== INPUT

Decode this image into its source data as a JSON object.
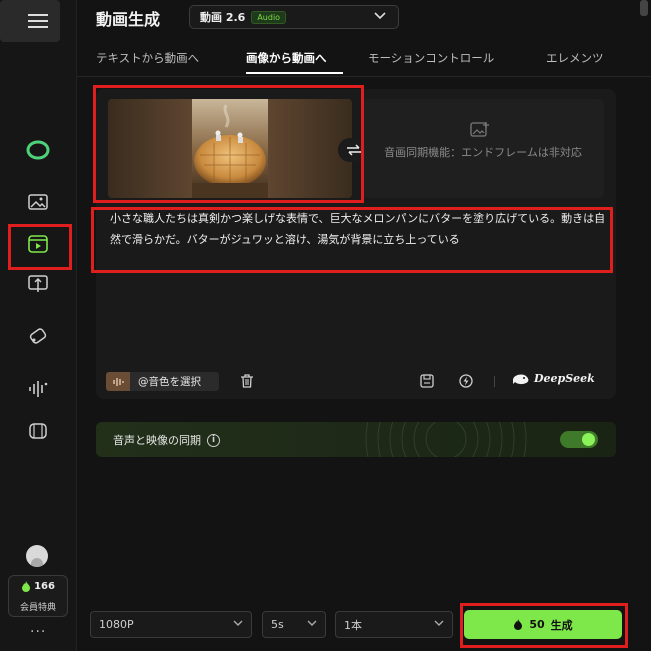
{
  "header": {
    "title": "動画生成",
    "model_name": "動画 2.6",
    "model_badge": "Audio"
  },
  "tabs": [
    {
      "label": "テキストから動画へ",
      "active": false
    },
    {
      "label": "画像から動画へ",
      "active": true
    },
    {
      "label": "モーションコントロール",
      "active": false
    },
    {
      "label": "エレメンツ",
      "active": false
    }
  ],
  "frames": {
    "end_frame_text": "音画同期機能：エンドフレームは非対応"
  },
  "prompt": {
    "text": "小さな職人たちは真剣かつ楽しげな表情で、巨大なメロンパンにバターを塗り広げている。動きは自然で滑らかだ。バターがジュワッと溶け、湯気が背景に立ち上っている"
  },
  "toolbar": {
    "voice_label": "@音色を選択",
    "deepseek_label": "DeepSeek"
  },
  "audio_sync": {
    "label": "音声と映像の同期",
    "info": "i",
    "enabled": true
  },
  "sidebar": {
    "credits": "166",
    "member_label": "会員特典",
    "more": "···"
  },
  "bottom": {
    "resolution": "1080P",
    "duration": "5s",
    "count": "1本",
    "generate_cost": "50",
    "generate_label": "生成"
  },
  "colors": {
    "accent_green": "#7ee84a",
    "highlight_red": "#e01e1e",
    "background": "#131313"
  }
}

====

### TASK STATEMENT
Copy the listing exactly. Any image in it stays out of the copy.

### THE ANSWER
Decode this image into its source data as a JSON object.
{
  "header": {
    "title": "動画生成",
    "model_name": "動画 2.6",
    "model_badge": "Audio"
  },
  "tabs": [
    {
      "label": "テキストから動画へ",
      "active": false
    },
    {
      "label": "画像から動画へ",
      "active": true
    },
    {
      "label": "モーションコントロール",
      "active": false
    },
    {
      "label": "エレメンツ",
      "active": false
    }
  ],
  "frames": {
    "end_frame_text": "音画同期機能：エンドフレームは非対応"
  },
  "prompt": {
    "text": "小さな職人たちは真剣かつ楽しげな表情で、巨大なメロンパンにバターを塗り広げている。動きは自然で滑らかだ。バターがジュワッと溶け、湯気が背景に立ち上っている"
  },
  "toolbar": {
    "voice_label": "@音色を選択",
    "deepseek_label": "DeepSeek"
  },
  "audio_sync": {
    "label": "音声と映像の同期",
    "info": "i",
    "enabled": true
  },
  "sidebar": {
    "credits": "166",
    "member_label": "会員特典",
    "more": "···"
  },
  "bottom": {
    "resolution": "1080P",
    "duration": "5s",
    "count": "1本",
    "generate_cost": "50",
    "generate_label": "生成"
  },
  "colors": {
    "accent_green": "#7ee84a",
    "highlight_red": "#e01e1e",
    "background": "#131313"
  }
}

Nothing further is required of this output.